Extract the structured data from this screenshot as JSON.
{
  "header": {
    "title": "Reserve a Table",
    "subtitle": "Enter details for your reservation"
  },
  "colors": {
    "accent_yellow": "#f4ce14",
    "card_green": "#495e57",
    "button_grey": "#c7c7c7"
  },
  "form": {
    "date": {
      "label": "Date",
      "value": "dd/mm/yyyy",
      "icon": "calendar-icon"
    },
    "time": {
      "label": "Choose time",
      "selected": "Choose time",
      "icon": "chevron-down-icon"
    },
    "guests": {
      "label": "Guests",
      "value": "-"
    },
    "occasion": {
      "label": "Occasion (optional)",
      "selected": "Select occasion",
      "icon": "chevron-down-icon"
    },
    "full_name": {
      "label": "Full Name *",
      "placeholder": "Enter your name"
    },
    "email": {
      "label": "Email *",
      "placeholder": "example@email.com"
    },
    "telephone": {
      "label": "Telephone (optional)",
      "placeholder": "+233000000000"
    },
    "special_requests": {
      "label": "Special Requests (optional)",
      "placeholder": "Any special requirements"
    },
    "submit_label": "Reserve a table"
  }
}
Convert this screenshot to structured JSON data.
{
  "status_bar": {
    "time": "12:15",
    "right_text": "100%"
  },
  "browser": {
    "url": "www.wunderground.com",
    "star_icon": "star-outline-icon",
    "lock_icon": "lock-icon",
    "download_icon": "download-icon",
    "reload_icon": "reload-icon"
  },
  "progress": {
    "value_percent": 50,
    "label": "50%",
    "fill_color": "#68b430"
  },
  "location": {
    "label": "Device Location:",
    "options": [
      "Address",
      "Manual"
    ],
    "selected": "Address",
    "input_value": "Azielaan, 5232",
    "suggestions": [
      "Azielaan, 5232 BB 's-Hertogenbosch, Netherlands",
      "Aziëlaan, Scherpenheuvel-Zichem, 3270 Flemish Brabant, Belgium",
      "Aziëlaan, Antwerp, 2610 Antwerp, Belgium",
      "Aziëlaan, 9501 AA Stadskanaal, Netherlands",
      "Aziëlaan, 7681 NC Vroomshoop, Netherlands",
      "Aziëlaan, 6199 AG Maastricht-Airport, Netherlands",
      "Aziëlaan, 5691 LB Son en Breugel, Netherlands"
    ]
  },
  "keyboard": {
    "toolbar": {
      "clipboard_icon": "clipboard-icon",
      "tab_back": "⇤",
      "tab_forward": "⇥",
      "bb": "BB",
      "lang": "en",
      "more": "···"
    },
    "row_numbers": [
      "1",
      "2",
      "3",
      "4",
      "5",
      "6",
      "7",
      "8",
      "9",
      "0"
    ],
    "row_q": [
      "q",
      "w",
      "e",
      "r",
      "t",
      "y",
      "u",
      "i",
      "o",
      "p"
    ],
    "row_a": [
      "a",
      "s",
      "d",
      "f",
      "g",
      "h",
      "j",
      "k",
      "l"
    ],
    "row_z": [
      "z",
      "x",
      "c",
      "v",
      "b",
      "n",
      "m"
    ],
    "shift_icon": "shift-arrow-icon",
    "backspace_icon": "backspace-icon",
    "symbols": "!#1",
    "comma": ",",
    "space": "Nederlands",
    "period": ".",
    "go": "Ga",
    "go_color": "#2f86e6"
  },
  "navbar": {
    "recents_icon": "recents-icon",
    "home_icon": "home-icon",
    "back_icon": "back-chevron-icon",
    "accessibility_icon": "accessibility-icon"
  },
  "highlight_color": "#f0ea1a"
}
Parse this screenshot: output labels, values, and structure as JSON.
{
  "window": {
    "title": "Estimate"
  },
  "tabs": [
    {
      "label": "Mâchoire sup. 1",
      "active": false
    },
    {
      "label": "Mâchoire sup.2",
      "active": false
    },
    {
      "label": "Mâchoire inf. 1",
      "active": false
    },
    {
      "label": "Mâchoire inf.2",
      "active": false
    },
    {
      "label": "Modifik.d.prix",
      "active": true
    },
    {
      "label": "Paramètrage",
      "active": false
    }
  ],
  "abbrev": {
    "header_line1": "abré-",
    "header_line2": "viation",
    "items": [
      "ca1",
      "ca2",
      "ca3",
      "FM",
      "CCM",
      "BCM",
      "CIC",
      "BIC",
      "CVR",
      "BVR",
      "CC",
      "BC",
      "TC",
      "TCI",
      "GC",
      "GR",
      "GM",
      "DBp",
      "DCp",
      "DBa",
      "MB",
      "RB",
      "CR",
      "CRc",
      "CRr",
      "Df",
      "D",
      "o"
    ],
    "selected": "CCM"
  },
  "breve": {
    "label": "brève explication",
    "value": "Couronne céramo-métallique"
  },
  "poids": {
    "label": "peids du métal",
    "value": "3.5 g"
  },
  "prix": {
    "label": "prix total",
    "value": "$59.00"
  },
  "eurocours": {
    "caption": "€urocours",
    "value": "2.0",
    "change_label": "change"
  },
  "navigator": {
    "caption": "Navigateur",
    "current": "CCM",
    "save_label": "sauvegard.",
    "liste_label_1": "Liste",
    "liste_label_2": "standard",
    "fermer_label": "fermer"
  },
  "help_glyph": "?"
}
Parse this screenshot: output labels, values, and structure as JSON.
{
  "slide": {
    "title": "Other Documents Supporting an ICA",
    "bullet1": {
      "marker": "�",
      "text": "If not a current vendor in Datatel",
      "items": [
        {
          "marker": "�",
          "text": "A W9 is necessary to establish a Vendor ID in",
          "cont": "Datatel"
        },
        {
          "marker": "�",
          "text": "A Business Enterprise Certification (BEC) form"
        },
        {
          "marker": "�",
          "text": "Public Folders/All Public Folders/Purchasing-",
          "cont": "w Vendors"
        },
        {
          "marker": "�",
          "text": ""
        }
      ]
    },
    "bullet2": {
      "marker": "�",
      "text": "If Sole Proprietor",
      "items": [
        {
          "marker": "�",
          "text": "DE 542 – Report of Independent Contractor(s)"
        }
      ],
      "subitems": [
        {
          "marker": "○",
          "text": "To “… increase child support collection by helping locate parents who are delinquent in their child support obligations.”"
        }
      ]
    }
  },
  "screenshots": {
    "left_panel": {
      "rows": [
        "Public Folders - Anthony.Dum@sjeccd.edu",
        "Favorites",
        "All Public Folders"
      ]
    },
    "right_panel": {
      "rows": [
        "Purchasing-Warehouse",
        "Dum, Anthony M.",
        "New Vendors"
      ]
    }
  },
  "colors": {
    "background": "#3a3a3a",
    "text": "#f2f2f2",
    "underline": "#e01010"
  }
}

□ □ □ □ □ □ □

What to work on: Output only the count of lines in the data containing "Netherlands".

Solution: 5